That’s another problem created within the modern era of social media, not only are the platforms usually a cesspool, everyone has a smart phone to record matches at events that aren’t televisied so there’s no way to contain the rookie mistakes just to the fans in the building. Among the problems with social media, and this situation in particular,you have to wonder if the fans that claimed to be so offended and outraged for Maxxine were actually upset or if they simply wanted to give themselves credit for being a social media warrior? Isn’t it ironic that all of the sudden, there are so many dedicated Dupri fans? It reminds me of when there are the extensive releases from the WWE, and suddenly those that got cut from the company are unanimously praised on Twitter because some fans think that if they are contrarian that they can score social media points. No Way Jose never had some many fans until he was released from his contract.

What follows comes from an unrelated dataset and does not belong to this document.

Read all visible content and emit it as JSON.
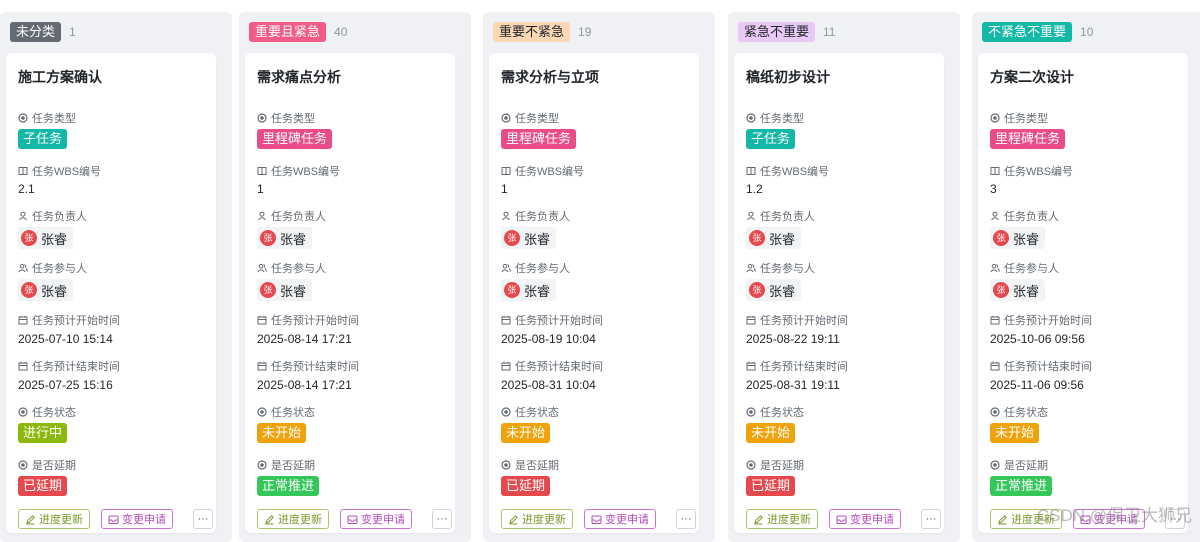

Manufactured outrage is undoubtedly a part of the social media sphere, and I’d guess that when this video surfaced, enough fans wanted to be noticed or attempted to try to “prove that they know more” when out of nowhere Dupri’s currently non-existent wrestling ability had to be defended. When it went viral, her friends on the roster supported her, which is fine and understandable, but everyone that commented on the situation should realize what business this is. There wasn’t this level of outrage when Lacey Evans’ underwhelming matches were boo’ed on television and criticized online. While the office didn’t do her any favors with the illogical random character switches, ultimately, Lacey Evans wasn’t a good pro wrestler or sports entertainer so she pursued other career options.

Again, the entire point of pro wrestling is to get a reaction from the audience, if the crowd is just supposed to be happy to be there then they can watch amateur sports at the local YMCA. Pro wrestlers, music acts, or any other form of live entertainment aren’t owed unanimous praise from the audience just for being there. That’s part of giving the audience their money’s worth or at the very least, acknowledging that the fans have the right to voice their discontent since they paid for a ticket. The jeers from the audience might be disappointing for a talent, particularly if that wasn’t the intent with the presentation, but quite frankly, it’s a part of the live entertainment business. The fans bought a ticket and have the right to express their opinion, and as mentioned, the criticism toward Dupri wasn’t anything over the line. Sports entertainment is a business based on profit and along with that, there can be rightful criticism of a performance. If Fozzy had a subpar performance on stage or Chris Jericho had an underwhelming match in the ring, the audience would have just as much right to express their discontent with it. If some yo-yo tries to be a comedian and gets boo’ed off stage during an open mic night, nobody should have to cater to their subpar performance.

Dupri’s colleagues have said that she’s a wonderful person, and I’d be willing to bet that she is a great person in real-life outside of pro wrestling, but that doesn’t mean the fans that bought a ticket have to pretend to enjoy her match if it wasn’t good. She’s getting paid to work for the WWE, if she can’t handle the potential negative reaction then maybe live entertainment isn’t for her. The fans paid for entertainment, and if Dupri had a rough day at the office then there’s no reason that the audience has to pretend that she’s the next Trish or Lita so that it doesn’t hurt her feelings.

The other side of the coin is that while she’s in her rookie phase of wrestling, and shouldn’t be given false praise just because some fans on social media want to ignore her lack of experience, that doesn’t mean that she isn’t eventually going to emerge as a stellar pro wrestler. It’s very possible that within a few years she could be a very polished talent and this underwhelming house show performance will be moot. The bottom line is, Maxxie Dupri doesn’t have to be praised or given a participation trophy just for showing up, and that philosophy definitely isn’t going to make her a star either.

What do you think? Share your thoughts, opinions, feedback, and anything else that was raised on Twitter @PWMania and

Until next week
-Jim LaMotta

E mail [email protected] | You can follow me on Instagram, Facebook, & Threads @jimlamotta89